ASSIGNED TASK ▸
May I have the line containing "Output a JSON" and every line after it through the end of the data, repeated exactly and with no other lines?

PROVIDED ENTRIES ▸
=== Section Start ===
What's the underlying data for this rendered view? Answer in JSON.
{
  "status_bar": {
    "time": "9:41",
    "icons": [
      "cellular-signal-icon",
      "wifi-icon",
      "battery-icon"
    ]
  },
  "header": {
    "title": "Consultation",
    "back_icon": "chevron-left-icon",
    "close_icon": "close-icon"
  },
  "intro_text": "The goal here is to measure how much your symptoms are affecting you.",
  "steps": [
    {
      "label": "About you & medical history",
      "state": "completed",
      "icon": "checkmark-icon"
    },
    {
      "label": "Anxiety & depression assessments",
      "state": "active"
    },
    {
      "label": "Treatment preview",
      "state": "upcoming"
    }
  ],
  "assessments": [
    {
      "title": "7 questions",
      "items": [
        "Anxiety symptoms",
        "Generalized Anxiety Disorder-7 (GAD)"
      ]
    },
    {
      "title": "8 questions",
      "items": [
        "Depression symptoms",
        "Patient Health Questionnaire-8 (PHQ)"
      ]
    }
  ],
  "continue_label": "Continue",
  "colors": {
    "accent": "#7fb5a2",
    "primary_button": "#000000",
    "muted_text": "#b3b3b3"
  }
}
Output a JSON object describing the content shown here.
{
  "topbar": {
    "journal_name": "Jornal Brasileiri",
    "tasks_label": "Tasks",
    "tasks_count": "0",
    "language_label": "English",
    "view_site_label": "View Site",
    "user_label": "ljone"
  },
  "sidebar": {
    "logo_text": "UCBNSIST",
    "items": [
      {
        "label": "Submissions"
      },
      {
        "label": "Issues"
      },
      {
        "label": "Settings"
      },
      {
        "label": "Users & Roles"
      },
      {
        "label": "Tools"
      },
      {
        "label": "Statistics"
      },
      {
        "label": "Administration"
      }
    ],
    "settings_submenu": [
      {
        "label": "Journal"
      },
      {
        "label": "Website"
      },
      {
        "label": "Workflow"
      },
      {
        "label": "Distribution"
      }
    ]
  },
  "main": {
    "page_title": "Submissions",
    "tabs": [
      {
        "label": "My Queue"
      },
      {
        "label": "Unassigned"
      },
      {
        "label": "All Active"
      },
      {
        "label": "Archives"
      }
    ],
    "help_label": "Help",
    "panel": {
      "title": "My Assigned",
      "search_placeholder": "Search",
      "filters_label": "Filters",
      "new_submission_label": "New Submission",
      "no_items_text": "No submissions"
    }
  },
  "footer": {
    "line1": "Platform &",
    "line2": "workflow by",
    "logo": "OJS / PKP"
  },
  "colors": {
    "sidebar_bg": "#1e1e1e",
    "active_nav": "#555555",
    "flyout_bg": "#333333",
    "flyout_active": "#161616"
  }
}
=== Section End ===
RESULT FOR THIS EXERCISE ▸
Output a JSON object describing the content shown here.
{
  "topbar": {
    "journal_name": "Jornal Brasileiri",
    "tasks_label": "Tasks",
    "tasks_count": "0",
    "language_label": "English",
    "view_site_label": "View Site",
    "user_label": "ljone"
  },
  "sidebar": {
    "logo_text": "UCBNSIST",
    "items": [
      {
        "label": "Submissions"
      },
      {
        "label": "Issues"
      },
      {
        "label": "Settings"
      },
      {
        "label": "Users & Roles"
      },
      {
        "label": "Tools"
      },
      {
        "label": "Statistics"
      },
      {
        "label": "Administration"
      }
    ],
    "settings_submenu": [
      {
        "label": "Journal"
      },
      {
        "label": "Website"
      },
      {
        "label": "Workflow"
      },
      {
        "label": "Distribution"
      }
    ]
  },
  "main": {
    "page_title": "Submissions",
    "tabs": [
      {
        "label": "My Queue"
      },
      {
        "label": "Unassigned"
      },
      {
        "label": "All Active"
      },
      {
        "label": "Archives"
      }
    ],
    "help_label": "Help",
    "panel": {
      "title": "My Assigned",
      "search_placeholder": "Search",
      "filters_label": "Filters",
      "new_submission_label": "New Submission",
      "no_items_text": "No submissions"
    }
  },
  "footer": {
    "line1": "Platform &",
    "line2": "workflow by",
    "logo": "OJS / PKP"
  },
  "colors": {
    "sidebar_bg": "#1e1e1e",
    "active_nav": "#555555",
    "flyout_bg": "#333333",
    "flyout_active": "#161616"
  }
}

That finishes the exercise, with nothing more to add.